Long before videos went “viral” on the Internet, they entered the zeitgeist through word of mouth. In the late 1980s-90s a number of audio comic misadventures made the rounds via cassette tapes swapped with friends and soon transitioned to CDs. Famous audio included the “Red” Tapes, the Jerky Boys and the ones known as “Shut Up Little Man.”
As you can guess, SHUT UP LITTLE MAN is a documentary about that phenomenon.
The tapes themselves are a lengthy series of recordings “starring” two older gentlemen living together who had the propensity for extremely loud and abusive verbal battles with one another.
This proved untenable to the young college aged men who moved into the San Francisco apartment next door to them. It became such a nuisance that they started to record the epic fights, first to document it in case the police were ever required, but soon it became for their own amusement.
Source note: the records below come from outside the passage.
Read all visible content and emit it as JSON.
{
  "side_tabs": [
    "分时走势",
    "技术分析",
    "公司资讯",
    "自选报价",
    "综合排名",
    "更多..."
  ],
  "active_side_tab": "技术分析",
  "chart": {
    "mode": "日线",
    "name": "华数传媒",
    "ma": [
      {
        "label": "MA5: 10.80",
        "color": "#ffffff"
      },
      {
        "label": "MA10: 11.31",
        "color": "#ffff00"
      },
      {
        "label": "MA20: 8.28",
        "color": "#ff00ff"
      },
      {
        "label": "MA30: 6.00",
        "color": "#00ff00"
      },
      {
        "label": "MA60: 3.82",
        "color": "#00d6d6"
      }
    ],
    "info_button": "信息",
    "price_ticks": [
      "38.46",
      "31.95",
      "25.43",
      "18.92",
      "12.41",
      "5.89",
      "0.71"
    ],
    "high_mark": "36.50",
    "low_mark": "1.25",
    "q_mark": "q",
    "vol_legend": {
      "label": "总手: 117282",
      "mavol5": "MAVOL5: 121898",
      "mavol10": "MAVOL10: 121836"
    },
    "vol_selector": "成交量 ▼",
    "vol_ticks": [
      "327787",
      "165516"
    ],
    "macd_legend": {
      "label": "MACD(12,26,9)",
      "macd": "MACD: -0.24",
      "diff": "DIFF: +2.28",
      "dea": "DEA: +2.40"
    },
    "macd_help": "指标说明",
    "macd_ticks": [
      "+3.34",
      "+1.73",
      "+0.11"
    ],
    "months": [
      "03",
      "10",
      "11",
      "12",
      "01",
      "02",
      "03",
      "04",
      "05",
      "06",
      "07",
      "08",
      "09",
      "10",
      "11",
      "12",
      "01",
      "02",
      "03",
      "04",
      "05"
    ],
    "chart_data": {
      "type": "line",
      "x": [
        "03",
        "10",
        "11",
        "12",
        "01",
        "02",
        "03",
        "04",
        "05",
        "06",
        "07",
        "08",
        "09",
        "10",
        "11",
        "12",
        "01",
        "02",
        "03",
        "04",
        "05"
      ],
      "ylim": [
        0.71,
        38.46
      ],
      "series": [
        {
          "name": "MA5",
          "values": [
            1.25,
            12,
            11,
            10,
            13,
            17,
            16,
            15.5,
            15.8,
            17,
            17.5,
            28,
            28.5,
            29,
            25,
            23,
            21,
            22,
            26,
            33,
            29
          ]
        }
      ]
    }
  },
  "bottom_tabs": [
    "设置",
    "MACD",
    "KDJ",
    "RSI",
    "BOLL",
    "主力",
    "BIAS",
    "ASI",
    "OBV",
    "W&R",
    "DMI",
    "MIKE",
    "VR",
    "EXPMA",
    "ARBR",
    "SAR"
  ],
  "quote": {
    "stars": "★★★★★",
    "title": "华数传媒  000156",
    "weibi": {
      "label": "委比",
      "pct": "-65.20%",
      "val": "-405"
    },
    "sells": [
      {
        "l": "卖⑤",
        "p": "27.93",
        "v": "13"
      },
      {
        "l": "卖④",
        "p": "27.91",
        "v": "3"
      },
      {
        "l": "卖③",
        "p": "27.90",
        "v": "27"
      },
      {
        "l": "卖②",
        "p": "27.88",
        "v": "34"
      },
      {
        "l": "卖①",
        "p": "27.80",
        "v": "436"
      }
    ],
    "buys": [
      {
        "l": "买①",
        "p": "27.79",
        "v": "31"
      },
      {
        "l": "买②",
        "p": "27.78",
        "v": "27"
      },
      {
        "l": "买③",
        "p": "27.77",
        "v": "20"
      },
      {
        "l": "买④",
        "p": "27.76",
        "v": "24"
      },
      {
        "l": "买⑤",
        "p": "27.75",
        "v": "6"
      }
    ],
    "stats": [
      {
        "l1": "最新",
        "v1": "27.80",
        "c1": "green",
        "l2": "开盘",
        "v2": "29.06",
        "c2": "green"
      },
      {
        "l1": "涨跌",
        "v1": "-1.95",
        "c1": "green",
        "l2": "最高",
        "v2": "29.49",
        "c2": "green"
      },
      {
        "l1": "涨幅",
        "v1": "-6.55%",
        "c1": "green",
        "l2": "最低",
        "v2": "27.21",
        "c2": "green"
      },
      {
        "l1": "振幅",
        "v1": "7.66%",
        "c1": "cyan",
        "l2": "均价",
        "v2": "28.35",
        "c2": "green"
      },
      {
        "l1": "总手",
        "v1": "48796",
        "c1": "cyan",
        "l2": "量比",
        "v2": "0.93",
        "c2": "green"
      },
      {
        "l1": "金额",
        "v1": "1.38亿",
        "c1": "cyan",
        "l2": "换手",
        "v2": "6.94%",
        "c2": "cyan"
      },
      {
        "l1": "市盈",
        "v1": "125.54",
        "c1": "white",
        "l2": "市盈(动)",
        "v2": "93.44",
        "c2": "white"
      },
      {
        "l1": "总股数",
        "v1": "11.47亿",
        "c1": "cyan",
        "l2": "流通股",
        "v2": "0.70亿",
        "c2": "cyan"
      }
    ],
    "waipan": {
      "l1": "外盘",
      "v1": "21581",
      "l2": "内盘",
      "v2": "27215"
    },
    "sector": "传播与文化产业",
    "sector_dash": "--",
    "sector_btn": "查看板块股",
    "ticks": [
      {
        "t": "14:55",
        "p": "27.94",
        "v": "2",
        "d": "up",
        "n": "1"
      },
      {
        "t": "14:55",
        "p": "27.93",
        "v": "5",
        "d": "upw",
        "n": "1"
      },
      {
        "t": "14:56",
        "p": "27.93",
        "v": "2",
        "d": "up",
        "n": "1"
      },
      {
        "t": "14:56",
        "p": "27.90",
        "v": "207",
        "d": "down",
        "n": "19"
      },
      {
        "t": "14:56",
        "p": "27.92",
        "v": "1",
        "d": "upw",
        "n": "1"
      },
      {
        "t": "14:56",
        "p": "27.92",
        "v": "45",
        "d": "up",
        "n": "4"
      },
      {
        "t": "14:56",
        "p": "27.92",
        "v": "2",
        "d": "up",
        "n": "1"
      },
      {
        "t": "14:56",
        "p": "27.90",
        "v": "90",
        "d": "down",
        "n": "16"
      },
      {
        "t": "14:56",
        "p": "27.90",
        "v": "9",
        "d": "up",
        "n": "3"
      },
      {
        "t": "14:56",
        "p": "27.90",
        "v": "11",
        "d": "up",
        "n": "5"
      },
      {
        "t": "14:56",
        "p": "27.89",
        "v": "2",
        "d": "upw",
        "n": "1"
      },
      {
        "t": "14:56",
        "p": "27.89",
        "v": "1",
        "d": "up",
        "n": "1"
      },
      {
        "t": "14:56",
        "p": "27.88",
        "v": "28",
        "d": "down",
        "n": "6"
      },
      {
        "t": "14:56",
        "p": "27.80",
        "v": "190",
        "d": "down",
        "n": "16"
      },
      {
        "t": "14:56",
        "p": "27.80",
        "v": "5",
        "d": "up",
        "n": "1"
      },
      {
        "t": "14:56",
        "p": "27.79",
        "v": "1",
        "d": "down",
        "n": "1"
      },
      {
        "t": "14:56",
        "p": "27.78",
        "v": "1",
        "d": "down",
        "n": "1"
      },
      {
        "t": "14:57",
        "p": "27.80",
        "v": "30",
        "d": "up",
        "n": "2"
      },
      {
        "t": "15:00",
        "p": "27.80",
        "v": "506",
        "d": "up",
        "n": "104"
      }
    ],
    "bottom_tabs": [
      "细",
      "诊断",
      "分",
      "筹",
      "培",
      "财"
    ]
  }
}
They soon became preoccupied with these recordings and started handing them out to friends to listen to.
Hilarious to their friends, the tapes continued to get duped and passed around until they made it clear across country. Soon there were cartoons, comics and short films about the cranky duo. This lead to staged events and Hollywood coming to call for a film version.
And this is where things get really interesting in this already bizarre story.
At its core, SHUT UP LITTLE MAN is about the two men who made the recordings and how this changed their lives and still continues to be part of it to this day. It’s also about the two older verbal combatants. Who were they? Why did they even live together if they couldn’t stand it?
The documentary also goes into the legality of the tapes in the first place. Can the material be copyrighted and who actually owns it? There are a lot of fascinating aspects to the tale.
Unfortunately, the movie doesn’t all come together and though entertaining, it has tonal issues and ultimately left me unsatisfied. I not only wanted more from it, I needed more to fully appreciate the bigger picture.
If you’re into fringe humor and comedy than you will certainly enjoy this, but it could have been better developed and answered the numerous questions that are left hanging like dead air.